Collage 06 zh
After eating lunch in the park, we spent the afternoon tracking down Invader mosaics to capture on our Flash Invader app. The most fun you can have with ceramic tiles!
Collage 06 zi

It was so hot, this wood sprite in tennis whites had to pull up his shirt to cool off his hairy belly. A diet of carbs is evident.
Collage 06 zj
Lots and lots of Invders all around the city.
Collage 06 zk
Back in Ferrara, we returned to our favourite outdoor drinking spot, Retrobottega Travagli, where our cute and friendly waiter knew our usual order and every so often they would ring a bell to indicate that new bombetti (tiny bomb) sandwiches were ready to collect. Afterwards, I opened more dinosaur-themed gifts from Nick.
Our lovely gingery waiter demonstrates a range of Italian hand gestures.
Collage 06 zl
Above: after eating a fresh and lovely meal at home the night before, we headed for Dozza the next morning to see its famous street murals, including one that resembles Benedict Cumberbatch in a red tie.
Collage 06 zn
Every two years, artists visit Dozza and transform the city walls into modern frescoes.
Collage 06 zo
Dozza murals
Collage 06 zp
The mural I'm standing next to was created in my year of birth. After Dozza, we drove on to Faenza, famed for its ceramics.
Collage 06 zr
As we love Art Deco and Art Nouveau (Liberty), we were thrilled with the ceramics museum in Faenza.
Collage 06 zs
Nick pointed out the Cocteau plates, which I needed for my bingo card. We've loved Cocteau's work since seeing an exhibition at the Pompidou Centre in Paris in 2003, Visiting Menton in 2016, and going to his house in 2012.
Collage 06 zt
The ceramics museum was full of wonderful Art Deco works and we loved the lamp, among many other things.
Collage 06 zu
I wonder what Napoleon would have made of his shirtless centaur sculpture. I think the face of the artist is in the locket around his neck and on the blue Hindu god with the camera. We had snacks in the town centre before driving to Forli.

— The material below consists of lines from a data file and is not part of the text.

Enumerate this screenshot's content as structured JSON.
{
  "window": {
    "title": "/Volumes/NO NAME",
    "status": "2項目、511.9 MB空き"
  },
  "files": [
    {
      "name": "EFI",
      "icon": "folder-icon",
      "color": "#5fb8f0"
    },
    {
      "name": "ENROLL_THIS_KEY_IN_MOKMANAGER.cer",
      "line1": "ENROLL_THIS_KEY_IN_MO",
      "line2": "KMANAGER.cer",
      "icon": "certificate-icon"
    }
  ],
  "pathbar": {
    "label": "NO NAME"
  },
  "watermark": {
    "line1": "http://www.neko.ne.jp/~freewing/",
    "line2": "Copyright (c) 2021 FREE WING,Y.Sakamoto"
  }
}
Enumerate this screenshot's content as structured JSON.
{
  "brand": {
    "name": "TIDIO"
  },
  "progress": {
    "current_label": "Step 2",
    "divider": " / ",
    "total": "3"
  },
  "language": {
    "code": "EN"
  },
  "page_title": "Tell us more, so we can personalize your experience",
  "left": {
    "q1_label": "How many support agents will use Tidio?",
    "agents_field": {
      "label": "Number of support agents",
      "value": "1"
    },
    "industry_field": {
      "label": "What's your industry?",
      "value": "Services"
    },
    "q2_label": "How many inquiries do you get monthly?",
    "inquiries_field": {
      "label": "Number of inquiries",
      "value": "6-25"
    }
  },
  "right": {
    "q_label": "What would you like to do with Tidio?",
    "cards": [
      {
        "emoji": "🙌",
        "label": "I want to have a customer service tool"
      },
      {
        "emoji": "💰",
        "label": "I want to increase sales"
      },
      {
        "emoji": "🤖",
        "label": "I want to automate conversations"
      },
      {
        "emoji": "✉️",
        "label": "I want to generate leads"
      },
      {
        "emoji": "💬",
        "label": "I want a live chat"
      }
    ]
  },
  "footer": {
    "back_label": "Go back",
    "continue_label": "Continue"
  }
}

Collage 06 zv
There was a big Art Deco exhibition in Forli, featuring works by Tamara de Lempicka, among many others. I liked the Our Lady of the Rocking Horses at the cathedral. In the top right photo, the shadow resembles a druid holding a staff (something the man in the vest might also be doing).

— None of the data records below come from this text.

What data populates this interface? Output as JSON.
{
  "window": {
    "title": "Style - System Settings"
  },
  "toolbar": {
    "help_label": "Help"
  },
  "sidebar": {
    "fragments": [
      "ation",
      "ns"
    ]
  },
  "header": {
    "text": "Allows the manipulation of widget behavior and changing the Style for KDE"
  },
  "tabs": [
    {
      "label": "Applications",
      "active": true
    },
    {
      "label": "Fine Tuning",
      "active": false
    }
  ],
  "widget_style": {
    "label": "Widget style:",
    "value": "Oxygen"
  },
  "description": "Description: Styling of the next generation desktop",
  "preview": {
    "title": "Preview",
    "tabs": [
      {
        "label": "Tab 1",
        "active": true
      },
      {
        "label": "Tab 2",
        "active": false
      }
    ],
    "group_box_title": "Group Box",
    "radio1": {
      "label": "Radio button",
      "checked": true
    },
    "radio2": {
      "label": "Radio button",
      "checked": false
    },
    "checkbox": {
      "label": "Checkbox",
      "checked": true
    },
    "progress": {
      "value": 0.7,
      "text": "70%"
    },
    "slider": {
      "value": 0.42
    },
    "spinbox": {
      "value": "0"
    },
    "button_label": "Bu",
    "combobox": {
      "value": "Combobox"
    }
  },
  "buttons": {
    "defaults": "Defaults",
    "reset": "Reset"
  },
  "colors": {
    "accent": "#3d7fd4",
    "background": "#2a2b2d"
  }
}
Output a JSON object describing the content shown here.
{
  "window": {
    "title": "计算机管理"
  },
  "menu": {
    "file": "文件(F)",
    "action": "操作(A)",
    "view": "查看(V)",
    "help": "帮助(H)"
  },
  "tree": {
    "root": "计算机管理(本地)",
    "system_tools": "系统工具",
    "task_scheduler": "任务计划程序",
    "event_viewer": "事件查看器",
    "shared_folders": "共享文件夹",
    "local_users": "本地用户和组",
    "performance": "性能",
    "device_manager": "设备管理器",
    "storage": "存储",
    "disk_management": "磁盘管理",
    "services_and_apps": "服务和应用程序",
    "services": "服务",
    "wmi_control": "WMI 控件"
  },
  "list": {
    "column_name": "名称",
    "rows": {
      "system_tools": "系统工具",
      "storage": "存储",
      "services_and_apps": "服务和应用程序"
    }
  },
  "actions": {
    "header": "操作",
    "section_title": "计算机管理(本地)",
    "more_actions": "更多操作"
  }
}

Collage 06 zw
Our search for Liberty architecture took us to Reggio Emilia. We found that we were there the day before their Pride festival. He reminded us of the Boy with the Famous Hair seen in Freiburg 2013.
Collage 06 zx
Most of the photos above are Reggio Emilia, but I included another photo from Ferrara - the town was flooded with youths (male and female) dressed in white who made their way past our apartment on their way to a rock concert on Thursday evening.
Collage 06 zz
We met back up with Linda and the others in Vignola, which is famous for its flourless chocolate Barozzi cake, which we sampled (not nearly as good as our local Hoxton Bakery's hazelnut brownies). There was a slow food festival in progress and the town was filled with cherries!
Collage 06 zza
The highlight of our Vignola visit was this magnificent free-standing marble staircase at Palazzo Barozzi. We endured a very long, detailed tour in Italian, sitting in the direct blazing sunlight before being allowed to see the stairs. I joked with Nancy that the guide said that Batman used to live here, and when we got inside, we saw the bat symbol painted on the shields.
Collage 06 zzb
Collage 06 zzc
At the rocca (fortress) in Vignola
Collage 06 zzd
Some finds for my bingo card at the local swimming pool, Jamie Oliver books, and Vignola cherries
Collage 06 zze
We moved down the road for a short climb to the castle before dinner. Italians seem to favour tight white t-shirts and the look is a good one.
Collage 06 zzf
Meeting up with friends and family at the memorable Ristorante Ca' Bosco.
Collage 06 zzg
Ringo, the grill master, produced many splendid dishes from his grill, including a padina far superior to the ones we'd had before (I think the secret was lard), grilled pork, and fresh porcini. We avoided the beef, imported from America. As we left, there were tiny fireflies dancing among the bushes. A magical evening.


Free Guestbook from Bravenet Free Guestbook from Bravenet